▶ **YOUR GOAL**: The answer consists solely of the data below, reproduced exactly.

==*==

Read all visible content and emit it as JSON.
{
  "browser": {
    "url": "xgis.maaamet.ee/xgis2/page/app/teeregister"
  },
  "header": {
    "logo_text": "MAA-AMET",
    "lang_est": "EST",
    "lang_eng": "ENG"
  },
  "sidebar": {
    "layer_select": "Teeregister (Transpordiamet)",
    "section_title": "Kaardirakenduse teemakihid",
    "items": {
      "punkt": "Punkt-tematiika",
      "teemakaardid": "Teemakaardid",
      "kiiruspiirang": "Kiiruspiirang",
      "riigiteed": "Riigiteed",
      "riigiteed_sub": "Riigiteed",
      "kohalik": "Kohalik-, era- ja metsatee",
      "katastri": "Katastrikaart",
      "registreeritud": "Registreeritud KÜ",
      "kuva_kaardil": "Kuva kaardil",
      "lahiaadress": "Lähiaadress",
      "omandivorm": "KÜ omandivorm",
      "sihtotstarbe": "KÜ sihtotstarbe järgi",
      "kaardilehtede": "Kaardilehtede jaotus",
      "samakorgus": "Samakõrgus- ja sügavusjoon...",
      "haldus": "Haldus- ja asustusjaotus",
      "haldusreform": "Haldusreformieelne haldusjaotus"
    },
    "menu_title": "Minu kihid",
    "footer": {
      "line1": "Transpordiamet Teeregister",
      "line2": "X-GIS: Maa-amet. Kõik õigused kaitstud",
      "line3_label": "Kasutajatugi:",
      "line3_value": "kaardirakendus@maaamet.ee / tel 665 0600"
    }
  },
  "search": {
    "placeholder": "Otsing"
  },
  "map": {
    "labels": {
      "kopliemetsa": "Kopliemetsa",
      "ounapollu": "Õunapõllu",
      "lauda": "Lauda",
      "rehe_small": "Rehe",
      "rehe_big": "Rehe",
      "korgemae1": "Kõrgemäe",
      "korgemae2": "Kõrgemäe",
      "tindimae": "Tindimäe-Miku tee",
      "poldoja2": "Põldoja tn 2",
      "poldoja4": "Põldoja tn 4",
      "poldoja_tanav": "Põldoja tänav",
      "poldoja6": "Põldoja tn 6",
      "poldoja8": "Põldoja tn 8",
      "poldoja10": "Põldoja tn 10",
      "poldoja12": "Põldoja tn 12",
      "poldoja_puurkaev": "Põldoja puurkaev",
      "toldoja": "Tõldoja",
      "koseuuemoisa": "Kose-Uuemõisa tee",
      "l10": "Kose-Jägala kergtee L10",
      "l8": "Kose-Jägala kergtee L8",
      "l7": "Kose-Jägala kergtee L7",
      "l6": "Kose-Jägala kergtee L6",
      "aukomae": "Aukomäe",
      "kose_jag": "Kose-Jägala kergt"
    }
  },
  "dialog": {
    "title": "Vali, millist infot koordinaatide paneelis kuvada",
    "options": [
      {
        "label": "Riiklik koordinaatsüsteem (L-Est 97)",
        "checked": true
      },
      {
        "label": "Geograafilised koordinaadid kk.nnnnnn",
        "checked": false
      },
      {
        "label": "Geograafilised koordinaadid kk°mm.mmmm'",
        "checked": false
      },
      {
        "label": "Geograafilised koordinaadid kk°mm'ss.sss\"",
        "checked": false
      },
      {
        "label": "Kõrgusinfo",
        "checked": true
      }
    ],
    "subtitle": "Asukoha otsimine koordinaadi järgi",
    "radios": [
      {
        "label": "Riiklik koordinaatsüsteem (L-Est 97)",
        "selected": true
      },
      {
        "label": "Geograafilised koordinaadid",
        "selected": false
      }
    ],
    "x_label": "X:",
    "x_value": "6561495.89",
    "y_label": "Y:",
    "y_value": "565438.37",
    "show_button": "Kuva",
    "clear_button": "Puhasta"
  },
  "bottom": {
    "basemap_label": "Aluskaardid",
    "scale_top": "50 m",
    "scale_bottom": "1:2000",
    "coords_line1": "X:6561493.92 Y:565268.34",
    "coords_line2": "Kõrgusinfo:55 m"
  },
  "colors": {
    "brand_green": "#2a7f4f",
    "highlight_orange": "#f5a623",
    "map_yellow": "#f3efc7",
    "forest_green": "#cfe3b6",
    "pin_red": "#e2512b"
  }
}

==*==

▶ **WORKED SOLUTION**:
Read all visible content and emit it as JSON.
{
  "browser": {
    "url": "xgis.maaamet.ee/xgis2/page/app/teeregister"
  },
  "header": {
    "logo_text": "MAA-AMET",
    "lang_est": "EST",
    "lang_eng": "ENG"
  },
  "sidebar": {
    "layer_select": "Teeregister (Transpordiamet)",
    "section_title": "Kaardirakenduse teemakihid",
    "items": {
      "punkt": "Punkt-tematiika",
      "teemakaardid": "Teemakaardid",
      "kiiruspiirang": "Kiiruspiirang",
      "riigiteed": "Riigiteed",
      "riigiteed_sub": "Riigiteed",
      "kohalik": "Kohalik-, era- ja metsatee",
      "katastri": "Katastrikaart",
      "registreeritud": "Registreeritud KÜ",
      "kuva_kaardil": "Kuva kaardil",
      "lahiaadress": "Lähiaadress",
      "omandivorm": "KÜ omandivorm",
      "sihtotstarbe": "KÜ sihtotstarbe järgi",
      "kaardilehtede": "Kaardilehtede jaotus",
      "samakorgus": "Samakõrgus- ja sügavusjoon...",
      "haldus": "Haldus- ja asustusjaotus",
      "haldusreform": "Haldusreformieelne haldusjaotus"
    },
    "menu_title": "Minu kihid",
    "footer": {
      "line1": "Transpordiamet Teeregister",
      "line2": "X-GIS: Maa-amet. Kõik õigused kaitstud",
      "line3_label": "Kasutajatugi:",
      "line3_value": "kaardirakendus@maaamet.ee / tel 665 0600"
    }
  },
  "search": {
    "placeholder": "Otsing"
  },
  "map": {
    "labels": {
      "kopliemetsa": "Kopliemetsa",
      "ounapollu": "Õunapõllu",
      "lauda": "Lauda",
      "rehe_small": "Rehe",
      "rehe_big": "Rehe",
      "korgemae1": "Kõrgemäe",
      "korgemae2": "Kõrgemäe",
      "tindimae": "Tindimäe-Miku tee",
      "poldoja2": "Põldoja tn 2",
      "poldoja4": "Põldoja tn 4",
      "poldoja_tanav": "Põldoja tänav",
      "poldoja6": "Põldoja tn 6",
      "poldoja8": "Põldoja tn 8",
      "poldoja10": "Põldoja tn 10",
      "poldoja12": "Põldoja tn 12",
      "poldoja_puurkaev": "Põldoja puurkaev",
      "toldoja": "Tõldoja",
      "koseuuemoisa": "Kose-Uuemõisa tee",
      "l10": "Kose-Jägala kergtee L10",
      "l8": "Kose-Jägala kergtee L8",
      "l7": "Kose-Jägala kergtee L7",
      "l6": "Kose-Jägala kergtee L6",
      "aukomae": "Aukomäe",
      "kose_jag": "Kose-Jägala kergt"
    }
  },
  "dialog": {
    "title": "Vali, millist infot koordinaatide paneelis kuvada",
    "options": [
      {
        "label": "Riiklik koordinaatsüsteem (L-Est 97)",
        "checked": true
      },
      {
        "label": "Geograafilised koordinaadid kk.nnnnnn",
        "checked": false
      },
      {
        "label": "Geograafilised koordinaadid kk°mm.mmmm'",
        "checked": false
      },
      {
        "label": "Geograafilised koordinaadid kk°mm'ss.sss\"",
        "checked": false
      },
      {
        "label": "Kõrgusinfo",
        "checked": true
      }
    ],
    "subtitle": "Asukoha otsimine koordinaadi järgi",
    "radios": [
      {
        "label": "Riiklik koordinaatsüsteem (L-Est 97)",
        "selected": true
      },
      {
        "label": "Geograafilised koordinaadid",
        "selected": false
      }
    ],
    "x_label": "X:",
    "x_value": "6561495.89",
    "y_label": "Y:",
    "y_value": "565438.37",
    "show_button": "Kuva",
    "clear_button": "Puhasta"
  },
  "bottom": {
    "basemap_label": "Aluskaardid",
    "scale_top": "50 m",
    "scale_bottom": "1:2000",
    "coords_line1": "X:6561493.92 Y:565268.34",
    "coords_line2": "Kõrgusinfo:55 m"
  },
  "colors": {
    "brand_green": "#2a7f4f",
    "highlight_orange": "#f5a623",
    "map_yellow": "#f3efc7",
    "forest_green": "#cfe3b6",
    "pin_red": "#e2512b"
  }
}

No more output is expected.